Task objective:
Each record is to be printed exactly as given, down to the last mark.

(Collected data)
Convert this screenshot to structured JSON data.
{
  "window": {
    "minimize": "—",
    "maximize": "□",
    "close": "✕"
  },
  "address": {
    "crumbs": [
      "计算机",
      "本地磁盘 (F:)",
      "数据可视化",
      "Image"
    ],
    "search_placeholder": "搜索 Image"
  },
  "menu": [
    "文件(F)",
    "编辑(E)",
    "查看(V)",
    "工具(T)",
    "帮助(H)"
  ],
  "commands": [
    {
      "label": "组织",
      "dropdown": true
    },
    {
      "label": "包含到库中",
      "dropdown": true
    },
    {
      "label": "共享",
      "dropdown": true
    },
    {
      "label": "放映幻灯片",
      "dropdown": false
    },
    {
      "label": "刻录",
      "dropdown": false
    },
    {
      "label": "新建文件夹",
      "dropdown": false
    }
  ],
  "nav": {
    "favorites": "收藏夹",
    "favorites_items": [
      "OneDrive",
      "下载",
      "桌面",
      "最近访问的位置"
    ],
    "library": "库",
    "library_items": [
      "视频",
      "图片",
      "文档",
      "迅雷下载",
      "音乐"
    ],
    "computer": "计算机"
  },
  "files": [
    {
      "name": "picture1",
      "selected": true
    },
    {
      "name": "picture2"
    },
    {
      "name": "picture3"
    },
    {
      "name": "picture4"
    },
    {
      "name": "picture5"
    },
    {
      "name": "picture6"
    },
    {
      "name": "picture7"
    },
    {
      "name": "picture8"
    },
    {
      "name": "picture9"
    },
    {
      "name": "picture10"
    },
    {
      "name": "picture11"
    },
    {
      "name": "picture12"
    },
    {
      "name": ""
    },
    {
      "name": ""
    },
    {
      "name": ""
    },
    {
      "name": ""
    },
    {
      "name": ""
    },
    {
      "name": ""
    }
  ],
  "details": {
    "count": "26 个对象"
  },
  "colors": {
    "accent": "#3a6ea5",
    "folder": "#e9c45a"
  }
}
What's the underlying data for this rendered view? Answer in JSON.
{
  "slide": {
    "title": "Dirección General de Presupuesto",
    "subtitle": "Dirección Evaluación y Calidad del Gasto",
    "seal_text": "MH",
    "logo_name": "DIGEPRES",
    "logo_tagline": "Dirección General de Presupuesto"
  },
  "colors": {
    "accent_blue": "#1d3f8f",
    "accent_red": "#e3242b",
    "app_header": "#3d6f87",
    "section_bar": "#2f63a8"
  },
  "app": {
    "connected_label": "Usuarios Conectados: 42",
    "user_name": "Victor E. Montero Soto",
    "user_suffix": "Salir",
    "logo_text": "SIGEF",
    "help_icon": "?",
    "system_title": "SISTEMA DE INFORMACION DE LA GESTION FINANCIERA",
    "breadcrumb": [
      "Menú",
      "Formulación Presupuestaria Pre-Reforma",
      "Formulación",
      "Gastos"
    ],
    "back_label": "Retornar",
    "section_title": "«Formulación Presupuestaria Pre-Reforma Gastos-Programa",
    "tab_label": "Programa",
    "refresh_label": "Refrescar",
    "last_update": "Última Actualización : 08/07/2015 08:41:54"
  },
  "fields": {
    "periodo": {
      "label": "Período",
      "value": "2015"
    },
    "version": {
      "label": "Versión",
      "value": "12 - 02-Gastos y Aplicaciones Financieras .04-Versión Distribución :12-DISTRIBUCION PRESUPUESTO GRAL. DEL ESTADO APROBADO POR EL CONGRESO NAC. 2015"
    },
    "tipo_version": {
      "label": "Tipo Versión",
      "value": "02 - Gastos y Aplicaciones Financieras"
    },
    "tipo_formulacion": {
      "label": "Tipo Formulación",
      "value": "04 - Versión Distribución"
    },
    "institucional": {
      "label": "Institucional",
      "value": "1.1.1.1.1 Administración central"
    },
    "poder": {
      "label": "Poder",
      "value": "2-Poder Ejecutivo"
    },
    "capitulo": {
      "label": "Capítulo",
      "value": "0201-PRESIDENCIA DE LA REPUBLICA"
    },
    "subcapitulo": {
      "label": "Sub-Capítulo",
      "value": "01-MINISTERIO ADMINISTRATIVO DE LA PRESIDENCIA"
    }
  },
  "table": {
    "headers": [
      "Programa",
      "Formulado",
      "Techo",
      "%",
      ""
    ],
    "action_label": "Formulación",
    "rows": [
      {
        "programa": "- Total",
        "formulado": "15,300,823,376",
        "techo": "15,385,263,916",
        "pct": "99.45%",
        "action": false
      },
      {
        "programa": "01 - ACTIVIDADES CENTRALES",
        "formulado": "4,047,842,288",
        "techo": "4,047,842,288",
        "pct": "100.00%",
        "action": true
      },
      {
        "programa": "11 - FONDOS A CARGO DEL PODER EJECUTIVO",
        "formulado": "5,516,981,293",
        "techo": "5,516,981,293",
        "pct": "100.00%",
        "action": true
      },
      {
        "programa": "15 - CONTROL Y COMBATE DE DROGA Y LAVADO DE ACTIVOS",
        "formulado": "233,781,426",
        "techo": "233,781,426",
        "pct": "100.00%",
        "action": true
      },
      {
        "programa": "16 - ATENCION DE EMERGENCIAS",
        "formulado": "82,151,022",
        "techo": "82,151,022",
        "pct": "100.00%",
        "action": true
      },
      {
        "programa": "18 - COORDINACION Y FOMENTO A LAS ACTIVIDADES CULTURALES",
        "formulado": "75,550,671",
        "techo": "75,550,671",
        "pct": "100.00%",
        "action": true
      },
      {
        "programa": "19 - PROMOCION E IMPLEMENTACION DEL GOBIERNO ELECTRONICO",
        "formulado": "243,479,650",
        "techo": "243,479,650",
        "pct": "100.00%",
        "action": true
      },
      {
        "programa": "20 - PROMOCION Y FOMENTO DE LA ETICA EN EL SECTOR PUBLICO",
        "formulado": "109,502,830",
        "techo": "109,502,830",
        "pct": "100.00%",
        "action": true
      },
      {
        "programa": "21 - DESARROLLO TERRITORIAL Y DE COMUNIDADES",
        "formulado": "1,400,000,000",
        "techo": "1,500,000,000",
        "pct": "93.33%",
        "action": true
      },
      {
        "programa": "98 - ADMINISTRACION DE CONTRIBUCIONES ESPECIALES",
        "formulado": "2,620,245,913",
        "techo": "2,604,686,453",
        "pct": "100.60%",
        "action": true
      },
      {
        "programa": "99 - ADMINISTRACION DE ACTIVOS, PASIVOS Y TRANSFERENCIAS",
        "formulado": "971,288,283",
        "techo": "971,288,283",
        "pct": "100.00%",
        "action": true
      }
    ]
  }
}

Output:
Convert this screenshot to structured JSON data.
{
  "window": {
    "minimize": "—",
    "maximize": "□",
    "close": "✕"
  },
  "address": {
    "crumbs": [
      "计算机",
      "本地磁盘 (F:)",
      "数据可视化",
      "Image"
    ],
    "search_placeholder": "搜索 Image"
  },
  "menu": [
    "文件(F)",
    "编辑(E)",
    "查看(V)",
    "工具(T)",
    "帮助(H)"
  ],
  "commands": [
    {
      "label": "组织",
      "dropdown": true
    },
    {
      "label": "包含到库中",
      "dropdown": true
    },
    {
      "label": "共享",
      "dropdown": true
    },
    {
      "label": "放映幻灯片",
      "dropdown": false
    },
    {
      "label": "刻录",
      "dropdown": false
    },
    {
      "label": "新建文件夹",
      "dropdown": false
    }
  ],
  "nav": {
    "favorites": "收藏夹",
    "favorites_items": [
      "OneDrive",
      "下载",
      "桌面",
      "最近访问的位置"
    ],
    "library": "库",
    "library_items": [
      "视频",
      "图片",
      "文档",
      "迅雷下载",
      "音乐"
    ],
    "computer": "计算机"
  },
  "files": [
    {
      "name": "picture1",
      "selected": true
    },
    {
      "name": "picture2"
    },
    {
      "name": "picture3"
    },
    {
      "name": "picture4"
    },
    {
      "name": "picture5"
    },
    {
      "name": "picture6"
    },
    {
      "name": "picture7"
    },
    {
      "name": "picture8"
    },
    {
      "name": "picture9"
    },
    {
      "name": "picture10"
    },
    {
      "name": "picture11"
    },
    {
      "name": "picture12"
    },
    {
      "name": ""
    },
    {
      "name": ""
    },
    {
      "name": ""
    },
    {
      "name": ""
    },
    {
      "name": ""
    },
    {
      "name": ""
    }
  ],
  "details": {
    "count": "26 个对象"
  },
  "colors": {
    "accent": "#3a6ea5",
    "folder": "#e9c45a"
  }
}
What's the underlying data for this rendered view? Answer in JSON.
{
  "slide": {
    "title": "Dirección General de Presupuesto",
    "subtitle": "Dirección Evaluación y Calidad del Gasto",
    "seal_text": "MH",
    "logo_name": "DIGEPRES",
    "logo_tagline": "Dirección General de Presupuesto"
  },
  "colors": {
    "accent_blue": "#1d3f8f",
    "accent_red": "#e3242b",
    "app_header": "#3d6f87",
    "section_bar": "#2f63a8"
  },
  "app": {
    "connected_label": "Usuarios Conectados: 42",
    "user_name": "Victor E. Montero Soto",
    "user_suffix": "Salir",
    "logo_text": "SIGEF",
    "help_icon": "?",
    "system_title": "SISTEMA DE INFORMACION DE LA GESTION FINANCIERA",
    "breadcrumb": [
      "Menú",
      "Formulación Presupuestaria Pre-Reforma",
      "Formulación",
      "Gastos"
    ],
    "back_label": "Retornar",
    "section_title": "«Formulación Presupuestaria Pre-Reforma Gastos-Programa",
    "tab_label": "Programa",
    "refresh_label": "Refrescar",
    "last_update": "Última Actualización : 08/07/2015 08:41:54"
  },
  "fields": {
    "periodo": {
      "label": "Período",
      "value": "2015"
    },
    "version": {
      "label": "Versión",
      "value": "12 - 02-Gastos y Aplicaciones Financieras .04-Versión Distribución :12-DISTRIBUCION PRESUPUESTO GRAL. DEL ESTADO APROBADO POR EL CONGRESO NAC. 2015"
    },
    "tipo_version": {
      "label": "Tipo Versión",
      "value": "02 - Gastos y Aplicaciones Financieras"
    },
    "tipo_formulacion": {
      "label": "Tipo Formulación",
      "value": "04 - Versión Distribución"
    },
    "institucional": {
      "label": "Institucional",
      "value": "1.1.1.1.1 Administración central"
    },
    "poder": {
      "label": "Poder",
      "value": "2-Poder Ejecutivo"
    },
    "capitulo": {
      "label": "Capítulo",
      "value": "0201-PRESIDENCIA DE LA REPUBLICA"
    },
    "subcapitulo": {
      "label": "Sub-Capítulo",
      "value": "01-MINISTERIO ADMINISTRATIVO DE LA PRESIDENCIA"
    }
  },
  "table": {
    "headers": [
      "Programa",
      "Formulado",
      "Techo",
      "%",
      ""
    ],
    "action_label": "Formulación",
    "rows": [
      {
        "programa": "- Total",
        "formulado": "15,300,823,376",
        "techo": "15,385,263,916",
        "pct": "99.45%",
        "action": false
      },
      {
        "programa": "01 - ACTIVIDADES CENTRALES",
        "formulado": "4,047,842,288",
        "techo": "4,047,842,288",
        "pct": "100.00%",
        "action": true
      },
      {
        "programa": "11 - FONDOS A CARGO DEL PODER EJECUTIVO",
        "formulado": "5,516,981,293",
        "techo": "5,516,981,293",
        "pct": "100.00%",
        "action": true
      },
      {
        "programa": "15 - CONTROL Y COMBATE DE DROGA Y LAVADO DE ACTIVOS",
        "formulado": "233,781,426",
        "techo": "233,781,426",
        "pct": "100.00%",
        "action": true
      },
      {
        "programa": "16 - ATENCION DE EMERGENCIAS",
        "formulado": "82,151,022",
        "techo": "82,151,022",
        "pct": "100.00%",
        "action": true
      },
      {
        "programa": "18 - COORDINACION Y FOMENTO A LAS ACTIVIDADES CULTURALES",
        "formulado": "75,550,671",
        "techo": "75,550,671",
        "pct": "100.00%",
        "action": true
      },
      {
        "programa": "19 - PROMOCION E IMPLEMENTACION DEL GOBIERNO ELECTRONICO",
        "formulado": "243,479,650",
        "techo": "243,479,650",
        "pct": "100.00%",
        "action": true
      },
      {
        "programa": "20 - PROMOCION Y FOMENTO DE LA ETICA EN EL SECTOR PUBLICO",
        "formulado": "109,502,830",
        "techo": "109,502,830",
        "pct": "100.00%",
        "action": true
      },
      {
        "programa": "21 - DESARROLLO TERRITORIAL Y DE COMUNIDADES",
        "formulado": "1,400,000,000",
        "techo": "1,500,000,000",
        "pct": "93.33%",
        "action": true
      },
      {
        "programa": "98 - ADMINISTRACION DE CONTRIBUCIONES ESPECIALES",
        "formulado": "2,620,245,913",
        "techo": "2,604,686,453",
        "pct": "100.60%",
        "action": true
      },
      {
        "programa": "99 - ADMINISTRACION DE ACTIVOS, PASIVOS Y TRANSFERENCIAS",
        "formulado": "971,288,283",
        "techo": "971,288,283",
        "pct": "100.00%",
        "action": true
      }
    ]
  }
}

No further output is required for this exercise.